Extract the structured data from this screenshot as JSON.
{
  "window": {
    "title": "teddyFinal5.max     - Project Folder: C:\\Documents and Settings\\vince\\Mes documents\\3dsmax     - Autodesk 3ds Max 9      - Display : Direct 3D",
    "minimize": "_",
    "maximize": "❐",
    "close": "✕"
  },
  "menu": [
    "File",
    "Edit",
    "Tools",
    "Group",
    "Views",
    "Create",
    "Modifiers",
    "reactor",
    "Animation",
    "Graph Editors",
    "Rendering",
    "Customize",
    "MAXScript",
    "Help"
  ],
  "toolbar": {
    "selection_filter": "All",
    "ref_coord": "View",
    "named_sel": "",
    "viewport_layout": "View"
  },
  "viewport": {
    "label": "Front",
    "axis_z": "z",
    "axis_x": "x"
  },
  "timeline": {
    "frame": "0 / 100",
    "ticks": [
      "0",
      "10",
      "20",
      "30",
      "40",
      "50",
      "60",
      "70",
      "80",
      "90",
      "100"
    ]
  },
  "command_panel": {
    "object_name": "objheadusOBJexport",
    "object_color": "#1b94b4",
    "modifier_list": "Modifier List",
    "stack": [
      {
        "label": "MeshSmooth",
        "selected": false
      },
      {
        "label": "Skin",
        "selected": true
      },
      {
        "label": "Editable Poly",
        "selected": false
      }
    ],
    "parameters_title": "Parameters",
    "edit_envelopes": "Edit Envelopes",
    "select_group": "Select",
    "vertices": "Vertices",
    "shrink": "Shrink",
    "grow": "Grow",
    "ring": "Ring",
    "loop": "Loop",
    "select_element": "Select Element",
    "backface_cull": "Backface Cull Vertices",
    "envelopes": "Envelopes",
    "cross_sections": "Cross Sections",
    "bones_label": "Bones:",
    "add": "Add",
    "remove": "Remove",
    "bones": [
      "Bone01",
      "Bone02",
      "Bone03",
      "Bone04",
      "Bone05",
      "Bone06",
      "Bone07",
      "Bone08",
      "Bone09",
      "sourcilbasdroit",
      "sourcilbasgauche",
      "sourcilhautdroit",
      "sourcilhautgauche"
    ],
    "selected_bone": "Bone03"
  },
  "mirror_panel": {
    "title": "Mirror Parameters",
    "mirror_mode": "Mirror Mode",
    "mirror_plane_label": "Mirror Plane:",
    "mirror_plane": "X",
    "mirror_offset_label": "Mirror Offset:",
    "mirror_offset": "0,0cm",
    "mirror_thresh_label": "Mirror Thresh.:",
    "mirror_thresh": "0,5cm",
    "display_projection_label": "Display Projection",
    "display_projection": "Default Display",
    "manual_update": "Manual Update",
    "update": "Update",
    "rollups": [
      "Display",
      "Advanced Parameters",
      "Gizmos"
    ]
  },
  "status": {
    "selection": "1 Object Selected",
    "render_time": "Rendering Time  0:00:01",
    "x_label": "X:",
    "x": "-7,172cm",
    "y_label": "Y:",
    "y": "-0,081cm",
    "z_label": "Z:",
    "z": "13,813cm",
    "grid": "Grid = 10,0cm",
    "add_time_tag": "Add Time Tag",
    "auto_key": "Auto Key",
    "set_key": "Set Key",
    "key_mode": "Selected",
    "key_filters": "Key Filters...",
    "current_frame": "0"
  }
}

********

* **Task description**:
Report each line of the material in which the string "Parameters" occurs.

* **Output for this exercise**:
    "parameters_title": "Parameters",
    "title": "Mirror Parameters",
      "Advanced Parameters",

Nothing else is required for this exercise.